“She did that so well we’re going to let her sing a stanza in French by herself,” Leatherwood said as he introduced “Quelle est cette Odeur Agréable?” (Whence is that goodly fragrance flowing?), a French traditional carol.
I was pleased the group included “Rise Up, Shepherd, and Follow,” which I have enjoyed in previous Schola Cantorum Christmas concerts. It’s always nice to hear the perky spiritual, which in this rendition featured the men getting in a little choral doo-wop.
Announcing, “Now we’ll go into the other kind of pieces — the recognizable ones,” Leatherwood led the group into the title song and the hysterically funny, “The Twelve Days After Christmas,” which begins by telling the listener that the singer and her lover had a fight. The days leading up to the twelfth day of Christmas generally involve cooking the birds and shipping back the maids a-milking, lords a-leaping, et. al., made famous in “The Twelve Days of Christmas.”
(It’s actually a bit erroneous, because “The Twelve Days of Christmas” is actually a count up to Twelfth Night, not a count down to Dec. 25.)
During its four-concert performance schedule, Schola Cantorum performed before one of the largest audiences I have seen turn out in Crestview.

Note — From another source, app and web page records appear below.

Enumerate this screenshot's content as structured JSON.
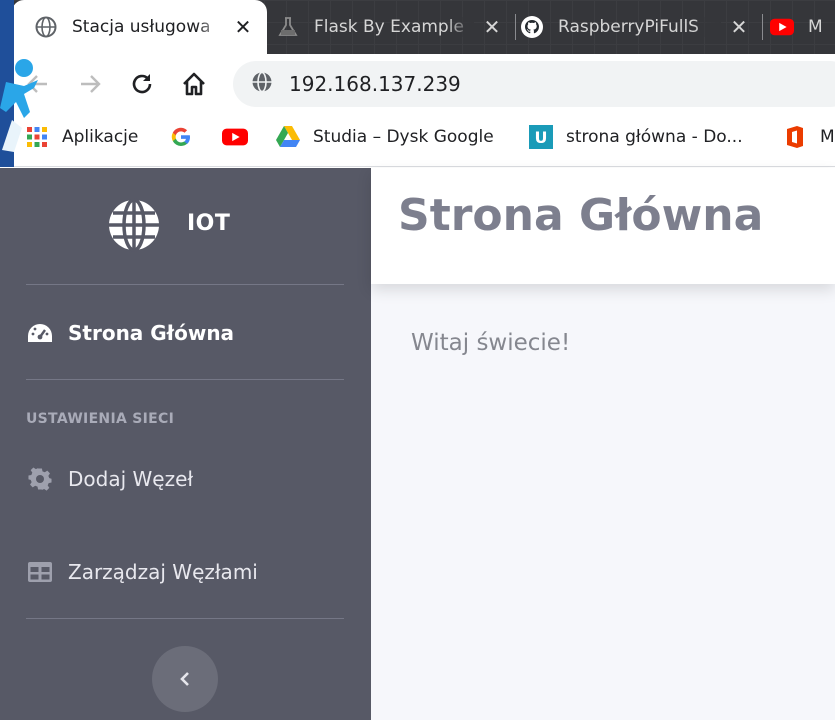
{
  "browser": {
    "tabs": [
      {
        "title": "Stacja usługowa",
        "active": true,
        "favicon": "globe-icon"
      },
      {
        "title": "Flask By Example",
        "active": false,
        "favicon": "flask-icon"
      },
      {
        "title": "RaspberryPiFullS",
        "active": false,
        "favicon": "github-icon"
      },
      {
        "title": "M",
        "active": false,
        "favicon": "youtube-icon"
      }
    ],
    "url": "192.168.137.239",
    "bookmarks": [
      {
        "label": "Aplikacje",
        "icon": "apps-grid-icon"
      },
      {
        "label": "",
        "icon": "google-icon"
      },
      {
        "label": "",
        "icon": "youtube-icon"
      },
      {
        "label": "Studia – Dysk Google",
        "icon": "google-drive-icon"
      },
      {
        "label": "strona główna - Do...",
        "icon": "u-icon"
      },
      {
        "label": "M",
        "icon": "office-icon"
      }
    ]
  },
  "sidebar": {
    "brand": "IOT",
    "items": [
      {
        "label": "Strona Główna",
        "icon": "dashboard-gauge-icon",
        "active": true
      },
      {
        "label": "Dodaj Węzeł",
        "icon": "gear-icon",
        "active": false
      },
      {
        "label": "Zarządzaj Węzłami",
        "icon": "table-icon",
        "active": false
      }
    ],
    "section_heading": "USTAWIENIA SIECI",
    "collapse_icon": "chevron-left-icon"
  },
  "main": {
    "title": "Strona Główna",
    "welcome": "Witaj świecie!"
  },
  "colors": {
    "sidebar_bg": "#575966",
    "content_bg": "#f6f7fb",
    "title_color": "#7d7f8e"
  }
}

That’s a good sign. Seems more and more people realize the cards, cookies and gift wrapping can wait while we pause to refresh ourselves in the really important parts of the holiday.
Contact News Bulletin Arts & Entertainment Editor Brian Hughes at 850-682-6524 or firstname.lastname@example.org. Follow him on Twitter @cnbBrian.